For many years, books and periodicals were exempted from federal sales tax. The imposition of the federal sales tax and import taxes on books and periodicals has considerably increased the costs of learning and doing research in Canada. Key foreign research publications not only add on the Canadian tax but also hefty charges for processing required documentation. Thus, the cost to the government of collection and enforcement involving thousands of Canadian and foreign journals with tiny print runs is uneconomic.Questions
- Does your party support the elimination of federal sales and import taxes on books?
- Would your party support the elimination of federal sales and import taxes on periodicals with small circulations (perhaps less than 10,000)?

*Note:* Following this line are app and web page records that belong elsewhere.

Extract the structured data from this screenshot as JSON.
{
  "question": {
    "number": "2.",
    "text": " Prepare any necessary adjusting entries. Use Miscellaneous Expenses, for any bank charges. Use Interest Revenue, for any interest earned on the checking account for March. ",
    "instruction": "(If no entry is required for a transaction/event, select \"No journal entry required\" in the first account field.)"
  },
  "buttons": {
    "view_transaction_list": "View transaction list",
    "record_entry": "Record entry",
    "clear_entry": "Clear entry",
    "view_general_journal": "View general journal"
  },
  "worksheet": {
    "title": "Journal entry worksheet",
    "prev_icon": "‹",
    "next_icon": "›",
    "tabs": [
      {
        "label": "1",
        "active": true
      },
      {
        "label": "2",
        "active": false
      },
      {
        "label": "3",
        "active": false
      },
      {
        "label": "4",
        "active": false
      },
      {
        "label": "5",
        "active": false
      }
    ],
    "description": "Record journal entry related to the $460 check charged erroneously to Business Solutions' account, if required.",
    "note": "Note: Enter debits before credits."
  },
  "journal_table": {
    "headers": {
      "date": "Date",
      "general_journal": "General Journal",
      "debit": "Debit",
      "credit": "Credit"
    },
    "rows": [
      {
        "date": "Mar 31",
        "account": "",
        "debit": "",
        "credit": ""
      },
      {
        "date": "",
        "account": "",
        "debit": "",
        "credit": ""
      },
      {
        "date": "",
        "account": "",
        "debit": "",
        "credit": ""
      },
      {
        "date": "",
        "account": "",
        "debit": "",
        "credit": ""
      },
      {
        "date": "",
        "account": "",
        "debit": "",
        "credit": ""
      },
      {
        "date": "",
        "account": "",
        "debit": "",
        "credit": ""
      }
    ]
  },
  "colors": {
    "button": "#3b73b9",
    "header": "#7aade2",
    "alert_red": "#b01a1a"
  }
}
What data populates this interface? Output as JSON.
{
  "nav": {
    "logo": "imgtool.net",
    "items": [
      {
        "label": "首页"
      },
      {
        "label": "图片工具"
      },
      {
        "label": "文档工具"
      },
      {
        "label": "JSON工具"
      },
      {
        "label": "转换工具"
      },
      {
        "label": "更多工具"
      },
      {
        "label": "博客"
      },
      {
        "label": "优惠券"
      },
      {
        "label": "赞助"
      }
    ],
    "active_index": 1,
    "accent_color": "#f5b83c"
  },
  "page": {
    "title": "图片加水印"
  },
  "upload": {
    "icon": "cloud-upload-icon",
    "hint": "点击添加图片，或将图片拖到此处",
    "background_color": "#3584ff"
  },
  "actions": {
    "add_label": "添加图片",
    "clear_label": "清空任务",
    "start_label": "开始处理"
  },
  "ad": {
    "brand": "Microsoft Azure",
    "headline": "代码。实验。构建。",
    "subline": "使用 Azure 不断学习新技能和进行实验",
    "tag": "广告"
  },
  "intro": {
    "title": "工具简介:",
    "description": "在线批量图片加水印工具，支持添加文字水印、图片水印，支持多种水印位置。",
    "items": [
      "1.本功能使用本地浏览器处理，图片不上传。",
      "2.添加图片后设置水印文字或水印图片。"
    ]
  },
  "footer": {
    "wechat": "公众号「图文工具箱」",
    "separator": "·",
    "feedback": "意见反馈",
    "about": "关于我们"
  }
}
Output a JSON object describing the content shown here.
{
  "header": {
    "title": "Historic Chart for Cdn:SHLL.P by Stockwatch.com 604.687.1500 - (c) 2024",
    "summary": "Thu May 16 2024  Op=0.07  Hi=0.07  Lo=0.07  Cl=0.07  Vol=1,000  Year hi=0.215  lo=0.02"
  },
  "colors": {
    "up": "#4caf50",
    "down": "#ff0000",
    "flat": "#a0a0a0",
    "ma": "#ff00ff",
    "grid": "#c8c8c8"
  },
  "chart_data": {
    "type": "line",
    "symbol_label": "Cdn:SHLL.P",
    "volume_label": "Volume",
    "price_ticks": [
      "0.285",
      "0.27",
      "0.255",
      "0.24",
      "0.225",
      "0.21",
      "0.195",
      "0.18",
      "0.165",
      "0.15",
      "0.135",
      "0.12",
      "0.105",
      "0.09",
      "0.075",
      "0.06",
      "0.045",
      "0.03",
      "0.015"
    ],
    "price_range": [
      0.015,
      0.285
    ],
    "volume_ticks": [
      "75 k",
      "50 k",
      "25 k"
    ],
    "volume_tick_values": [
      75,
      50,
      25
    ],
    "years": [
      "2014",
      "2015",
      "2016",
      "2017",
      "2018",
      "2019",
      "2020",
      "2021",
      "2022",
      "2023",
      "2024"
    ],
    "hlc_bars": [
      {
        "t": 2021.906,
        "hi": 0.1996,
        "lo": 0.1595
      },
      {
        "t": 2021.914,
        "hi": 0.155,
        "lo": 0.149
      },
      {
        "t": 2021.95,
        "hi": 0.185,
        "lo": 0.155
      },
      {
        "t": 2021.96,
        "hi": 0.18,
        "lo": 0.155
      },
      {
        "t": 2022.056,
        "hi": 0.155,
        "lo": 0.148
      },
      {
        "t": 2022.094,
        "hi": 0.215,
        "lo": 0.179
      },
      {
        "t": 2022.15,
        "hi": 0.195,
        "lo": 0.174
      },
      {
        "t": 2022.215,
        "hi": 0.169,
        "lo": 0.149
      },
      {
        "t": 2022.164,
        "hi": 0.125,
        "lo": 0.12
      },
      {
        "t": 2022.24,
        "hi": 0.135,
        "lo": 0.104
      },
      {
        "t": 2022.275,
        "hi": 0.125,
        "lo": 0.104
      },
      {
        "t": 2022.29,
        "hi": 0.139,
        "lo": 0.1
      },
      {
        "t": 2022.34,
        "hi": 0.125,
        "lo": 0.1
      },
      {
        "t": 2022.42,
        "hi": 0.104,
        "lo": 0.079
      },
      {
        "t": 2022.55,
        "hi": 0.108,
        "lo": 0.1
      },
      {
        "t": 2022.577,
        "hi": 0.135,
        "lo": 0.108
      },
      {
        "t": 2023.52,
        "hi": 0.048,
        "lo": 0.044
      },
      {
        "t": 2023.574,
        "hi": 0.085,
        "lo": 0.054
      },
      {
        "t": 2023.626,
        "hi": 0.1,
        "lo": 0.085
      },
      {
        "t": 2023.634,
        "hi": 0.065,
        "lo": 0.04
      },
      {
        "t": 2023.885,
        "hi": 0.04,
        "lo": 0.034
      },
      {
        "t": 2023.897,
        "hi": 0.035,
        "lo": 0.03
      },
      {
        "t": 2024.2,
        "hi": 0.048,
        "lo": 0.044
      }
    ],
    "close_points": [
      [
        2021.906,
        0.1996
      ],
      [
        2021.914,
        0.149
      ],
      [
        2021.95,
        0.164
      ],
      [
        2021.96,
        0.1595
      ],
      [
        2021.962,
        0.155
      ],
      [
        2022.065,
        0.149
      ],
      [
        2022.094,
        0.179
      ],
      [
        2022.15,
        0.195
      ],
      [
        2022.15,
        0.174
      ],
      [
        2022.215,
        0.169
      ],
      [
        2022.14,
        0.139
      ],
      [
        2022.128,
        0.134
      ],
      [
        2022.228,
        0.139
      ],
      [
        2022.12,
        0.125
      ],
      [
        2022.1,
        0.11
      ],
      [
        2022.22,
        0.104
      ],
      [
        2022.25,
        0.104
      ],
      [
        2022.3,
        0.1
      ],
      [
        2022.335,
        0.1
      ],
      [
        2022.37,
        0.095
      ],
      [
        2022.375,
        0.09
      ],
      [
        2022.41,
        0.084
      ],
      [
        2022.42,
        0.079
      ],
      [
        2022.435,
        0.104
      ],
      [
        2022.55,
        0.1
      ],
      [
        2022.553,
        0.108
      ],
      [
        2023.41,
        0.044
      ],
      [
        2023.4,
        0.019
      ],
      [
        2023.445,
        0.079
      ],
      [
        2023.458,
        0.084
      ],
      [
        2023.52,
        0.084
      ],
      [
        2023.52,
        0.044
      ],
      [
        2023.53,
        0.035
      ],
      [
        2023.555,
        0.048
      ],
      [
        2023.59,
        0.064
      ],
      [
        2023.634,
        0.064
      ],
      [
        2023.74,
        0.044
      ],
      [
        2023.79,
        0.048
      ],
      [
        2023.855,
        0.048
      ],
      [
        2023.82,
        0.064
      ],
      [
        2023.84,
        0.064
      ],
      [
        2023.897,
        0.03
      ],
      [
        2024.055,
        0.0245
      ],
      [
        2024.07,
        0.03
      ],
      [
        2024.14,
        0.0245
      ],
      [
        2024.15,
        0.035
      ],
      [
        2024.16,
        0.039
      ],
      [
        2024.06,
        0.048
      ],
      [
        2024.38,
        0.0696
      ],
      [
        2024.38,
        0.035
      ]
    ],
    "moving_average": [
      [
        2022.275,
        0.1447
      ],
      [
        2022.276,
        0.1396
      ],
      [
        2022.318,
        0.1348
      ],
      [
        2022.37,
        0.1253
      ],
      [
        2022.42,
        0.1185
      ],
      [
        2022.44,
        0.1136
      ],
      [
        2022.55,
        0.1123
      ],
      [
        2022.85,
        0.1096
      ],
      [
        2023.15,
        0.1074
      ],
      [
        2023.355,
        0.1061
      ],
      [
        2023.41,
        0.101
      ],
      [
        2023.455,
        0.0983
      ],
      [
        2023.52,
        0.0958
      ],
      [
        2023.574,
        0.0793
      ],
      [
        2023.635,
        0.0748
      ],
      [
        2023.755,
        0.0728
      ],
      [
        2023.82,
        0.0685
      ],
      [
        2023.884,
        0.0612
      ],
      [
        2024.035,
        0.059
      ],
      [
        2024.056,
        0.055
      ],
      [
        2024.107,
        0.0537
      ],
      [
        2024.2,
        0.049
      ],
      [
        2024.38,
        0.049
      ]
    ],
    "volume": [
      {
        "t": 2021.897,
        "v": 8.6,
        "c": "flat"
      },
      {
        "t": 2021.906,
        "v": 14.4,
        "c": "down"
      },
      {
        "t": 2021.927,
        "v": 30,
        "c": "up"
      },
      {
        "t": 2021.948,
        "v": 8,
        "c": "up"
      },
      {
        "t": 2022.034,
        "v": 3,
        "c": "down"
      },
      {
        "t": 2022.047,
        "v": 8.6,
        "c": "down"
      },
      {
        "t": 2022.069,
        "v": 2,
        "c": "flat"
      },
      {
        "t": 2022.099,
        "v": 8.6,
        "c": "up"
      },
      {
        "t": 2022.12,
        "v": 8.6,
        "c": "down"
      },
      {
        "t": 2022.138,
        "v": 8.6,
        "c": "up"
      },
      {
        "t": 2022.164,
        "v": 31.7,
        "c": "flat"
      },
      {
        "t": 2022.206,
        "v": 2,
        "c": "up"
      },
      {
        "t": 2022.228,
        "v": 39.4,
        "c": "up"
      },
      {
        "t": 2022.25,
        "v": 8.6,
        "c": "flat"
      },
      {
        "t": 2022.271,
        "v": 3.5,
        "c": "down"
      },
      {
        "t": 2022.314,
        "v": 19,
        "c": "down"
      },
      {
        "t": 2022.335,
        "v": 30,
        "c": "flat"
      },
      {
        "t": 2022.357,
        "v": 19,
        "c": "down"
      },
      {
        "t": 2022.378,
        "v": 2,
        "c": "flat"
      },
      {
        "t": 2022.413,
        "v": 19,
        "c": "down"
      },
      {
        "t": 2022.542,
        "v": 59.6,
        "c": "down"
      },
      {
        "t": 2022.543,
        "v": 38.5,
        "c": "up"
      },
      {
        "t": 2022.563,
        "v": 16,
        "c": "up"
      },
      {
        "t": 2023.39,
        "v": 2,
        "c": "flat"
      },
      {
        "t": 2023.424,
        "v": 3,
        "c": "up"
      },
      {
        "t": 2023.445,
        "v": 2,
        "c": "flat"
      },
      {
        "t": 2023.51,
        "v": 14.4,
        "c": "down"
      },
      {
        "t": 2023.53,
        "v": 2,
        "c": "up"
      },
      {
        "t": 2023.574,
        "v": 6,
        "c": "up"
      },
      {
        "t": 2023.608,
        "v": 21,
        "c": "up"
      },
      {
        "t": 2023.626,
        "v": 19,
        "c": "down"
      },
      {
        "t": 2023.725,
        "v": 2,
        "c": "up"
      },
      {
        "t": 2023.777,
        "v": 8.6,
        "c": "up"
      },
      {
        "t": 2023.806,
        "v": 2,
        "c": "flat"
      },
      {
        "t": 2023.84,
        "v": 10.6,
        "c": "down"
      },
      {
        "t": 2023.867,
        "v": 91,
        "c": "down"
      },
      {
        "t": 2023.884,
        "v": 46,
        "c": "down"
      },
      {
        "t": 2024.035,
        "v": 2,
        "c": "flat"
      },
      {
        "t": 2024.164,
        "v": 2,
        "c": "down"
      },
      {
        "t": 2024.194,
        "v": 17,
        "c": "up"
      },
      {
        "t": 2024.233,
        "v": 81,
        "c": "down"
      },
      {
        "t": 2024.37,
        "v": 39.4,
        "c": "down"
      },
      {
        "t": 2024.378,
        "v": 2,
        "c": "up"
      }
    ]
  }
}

The Liberal government implemented a 100 per cent GST rebate on all books purchased by public libraries, schools, universities, public colleges, municipalities and qualifying charities and non-profit organizations across Canada, effective October 23, 1996. This move was intended to complement government initiatives announced in the 1996 Budget to support learning and education in Canada: an increase in the Education Tax Credit to recognize the non-tuition costs of schooling; an increase in the limits on the Transfer of Tuition and Education Credits to support parents or spouses who help underwrite the education of students; and an increase in the contributions limits for Registered Education Savings Plans to assist those who are saving for their children's education. These policies were further enhanced in the 1997 Budget. The special rebate saves the purchasing sectors approximately $25 million a year.New Democrats1.
Canada's NDP calls for the immediate elimination of the GST on all reading material.2.
The Progressive Conservative Party is committed to sweeping tax cuts, beginning with Employment Insurance premiums and personal income taxes in our first mandate. In our second mandate, there will be further scope for further tax reductions.
The PC Party recognized from the beginning that the GST would have to be fine-tuned after introduction. We see this as a continuing process. A Jean Charest government will listen to constructive ideas on ways to improve the way the GST operates. However, government must act with great caution. The benefits of any changes must be weighed both against the danger that these will further complicate the tax system, and against the potential cost.Reform Party
We will address this as part of a systematic review of the tax system which will include consultation with industry stakeholders and individual Canadians.